(Dataset records)
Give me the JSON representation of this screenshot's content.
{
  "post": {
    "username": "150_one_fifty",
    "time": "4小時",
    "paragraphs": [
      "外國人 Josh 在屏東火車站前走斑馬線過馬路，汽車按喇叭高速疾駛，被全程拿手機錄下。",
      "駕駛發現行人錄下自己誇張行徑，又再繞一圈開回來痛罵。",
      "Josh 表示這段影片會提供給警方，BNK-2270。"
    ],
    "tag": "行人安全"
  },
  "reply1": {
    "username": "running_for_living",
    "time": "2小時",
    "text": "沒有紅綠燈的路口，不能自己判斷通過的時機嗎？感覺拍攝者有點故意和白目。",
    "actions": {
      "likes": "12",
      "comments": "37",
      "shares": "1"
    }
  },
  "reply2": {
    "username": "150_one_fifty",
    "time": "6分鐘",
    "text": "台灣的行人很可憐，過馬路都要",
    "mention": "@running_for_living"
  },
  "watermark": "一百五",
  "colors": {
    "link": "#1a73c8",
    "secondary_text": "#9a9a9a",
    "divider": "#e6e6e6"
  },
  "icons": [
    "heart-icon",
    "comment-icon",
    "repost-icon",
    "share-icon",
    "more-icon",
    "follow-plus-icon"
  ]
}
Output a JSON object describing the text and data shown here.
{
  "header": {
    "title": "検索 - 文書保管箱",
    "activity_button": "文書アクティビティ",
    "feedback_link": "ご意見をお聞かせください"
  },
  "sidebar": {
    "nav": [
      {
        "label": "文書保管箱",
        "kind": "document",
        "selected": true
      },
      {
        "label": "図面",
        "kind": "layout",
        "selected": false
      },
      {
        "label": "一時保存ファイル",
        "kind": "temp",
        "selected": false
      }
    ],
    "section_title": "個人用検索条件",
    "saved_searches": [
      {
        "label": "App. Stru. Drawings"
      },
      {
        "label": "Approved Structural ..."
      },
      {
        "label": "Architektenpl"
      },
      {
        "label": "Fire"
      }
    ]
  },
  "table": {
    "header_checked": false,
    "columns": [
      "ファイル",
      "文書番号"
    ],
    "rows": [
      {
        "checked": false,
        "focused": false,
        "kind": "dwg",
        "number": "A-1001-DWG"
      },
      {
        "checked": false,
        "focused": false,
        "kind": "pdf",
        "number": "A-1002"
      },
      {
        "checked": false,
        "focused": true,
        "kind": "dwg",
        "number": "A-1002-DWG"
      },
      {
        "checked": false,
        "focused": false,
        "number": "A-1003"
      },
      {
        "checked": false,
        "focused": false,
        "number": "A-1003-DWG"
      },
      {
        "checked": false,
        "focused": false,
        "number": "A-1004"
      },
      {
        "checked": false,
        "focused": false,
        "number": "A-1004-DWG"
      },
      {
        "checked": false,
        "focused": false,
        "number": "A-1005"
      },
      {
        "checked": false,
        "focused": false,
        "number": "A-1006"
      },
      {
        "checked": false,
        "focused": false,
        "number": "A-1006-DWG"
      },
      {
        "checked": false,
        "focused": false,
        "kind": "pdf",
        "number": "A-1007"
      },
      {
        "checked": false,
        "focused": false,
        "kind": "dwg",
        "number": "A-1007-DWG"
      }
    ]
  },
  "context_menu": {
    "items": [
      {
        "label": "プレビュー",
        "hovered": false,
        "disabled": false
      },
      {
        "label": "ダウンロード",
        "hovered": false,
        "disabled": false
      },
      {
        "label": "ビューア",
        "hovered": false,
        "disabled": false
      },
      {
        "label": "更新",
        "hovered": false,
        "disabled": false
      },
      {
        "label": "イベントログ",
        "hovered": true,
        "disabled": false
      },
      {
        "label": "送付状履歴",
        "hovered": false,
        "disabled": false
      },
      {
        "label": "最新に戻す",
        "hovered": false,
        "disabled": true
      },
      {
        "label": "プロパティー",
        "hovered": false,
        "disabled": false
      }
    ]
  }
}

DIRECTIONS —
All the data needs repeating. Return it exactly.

RESPONSE TO THIS TASK —
Give me the JSON representation of this screenshot's content.
{
  "post": {
    "username": "150_one_fifty",
    "time": "4小時",
    "paragraphs": [
      "外國人 Josh 在屏東火車站前走斑馬線過馬路，汽車按喇叭高速疾駛，被全程拿手機錄下。",
      "駕駛發現行人錄下自己誇張行徑，又再繞一圈開回來痛罵。",
      "Josh 表示這段影片會提供給警方，BNK-2270。"
    ],
    "tag": "行人安全"
  },
  "reply1": {
    "username": "running_for_living",
    "time": "2小時",
    "text": "沒有紅綠燈的路口，不能自己判斷通過的時機嗎？感覺拍攝者有點故意和白目。",
    "actions": {
      "likes": "12",
      "comments": "37",
      "shares": "1"
    }
  },
  "reply2": {
    "username": "150_one_fifty",
    "time": "6分鐘",
    "text": "台灣的行人很可憐，過馬路都要",
    "mention": "@running_for_living"
  },
  "watermark": "一百五",
  "colors": {
    "link": "#1a73c8",
    "secondary_text": "#9a9a9a",
    "divider": "#e6e6e6"
  },
  "icons": [
    "heart-icon",
    "comment-icon",
    "repost-icon",
    "share-icon",
    "more-icon",
    "follow-plus-icon"
  ]
}
Output a JSON object describing the text and data shown here.
{
  "header": {
    "title": "検索 - 文書保管箱",
    "activity_button": "文書アクティビティ",
    "feedback_link": "ご意見をお聞かせください"
  },
  "sidebar": {
    "nav": [
      {
        "label": "文書保管箱",
        "kind": "document",
        "selected": true
      },
      {
        "label": "図面",
        "kind": "layout",
        "selected": false
      },
      {
        "label": "一時保存ファイル",
        "kind": "temp",
        "selected": false
      }
    ],
    "section_title": "個人用検索条件",
    "saved_searches": [
      {
        "label": "App. Stru. Drawings"
      },
      {
        "label": "Approved Structural ..."
      },
      {
        "label": "Architektenpl"
      },
      {
        "label": "Fire"
      }
    ]
  },
  "table": {
    "header_checked": false,
    "columns": [
      "ファイル",
      "文書番号"
    ],
    "rows": [
      {
        "checked": false,
        "focused": false,
        "kind": "dwg",
        "number": "A-1001-DWG"
      },
      {
        "checked": false,
        "focused": false,
        "kind": "pdf",
        "number": "A-1002"
      },
      {
        "checked": false,
        "focused": true,
        "kind": "dwg",
        "number": "A-1002-DWG"
      },
      {
        "checked": false,
        "focused": false,
        "number": "A-1003"
      },
      {
        "checked": false,
        "focused": false,
        "number": "A-1003-DWG"
      },
      {
        "checked": false,
        "focused": false,
        "number": "A-1004"
      },
      {
        "checked": false,
        "focused": false,
        "number": "A-1004-DWG"
      },
      {
        "checked": false,
        "focused": false,
        "number": "A-1005"
      },
      {
        "checked": false,
        "focused": false,
        "number": "A-1006"
      },
      {
        "checked": false,
        "focused": false,
        "number": "A-1006-DWG"
      },
      {
        "checked": false,
        "focused": false,
        "kind": "pdf",
        "number": "A-1007"
      },
      {
        "checked": false,
        "focused": false,
        "kind": "dwg",
        "number": "A-1007-DWG"
      }
    ]
  },
  "context_menu": {
    "items": [
      {
        "label": "プレビュー",
        "hovered": false,
        "disabled": false
      },
      {
        "label": "ダウンロード",
        "hovered": false,
        "disabled": false
      },
      {
        "label": "ビューア",
        "hovered": false,
        "disabled": false
      },
      {
        "label": "更新",
        "hovered": false,
        "disabled": false
      },
      {
        "label": "イベントログ",
        "hovered": true,
        "disabled": false
      },
      {
        "label": "送付状履歴",
        "hovered": false,
        "disabled": false
      },
      {
        "label": "最新に戻す",
        "hovered": false,
        "disabled": true
      },
      {
        "label": "プロパティー",
        "hovered": false,
        "disabled": false
      }
    ]
  }
}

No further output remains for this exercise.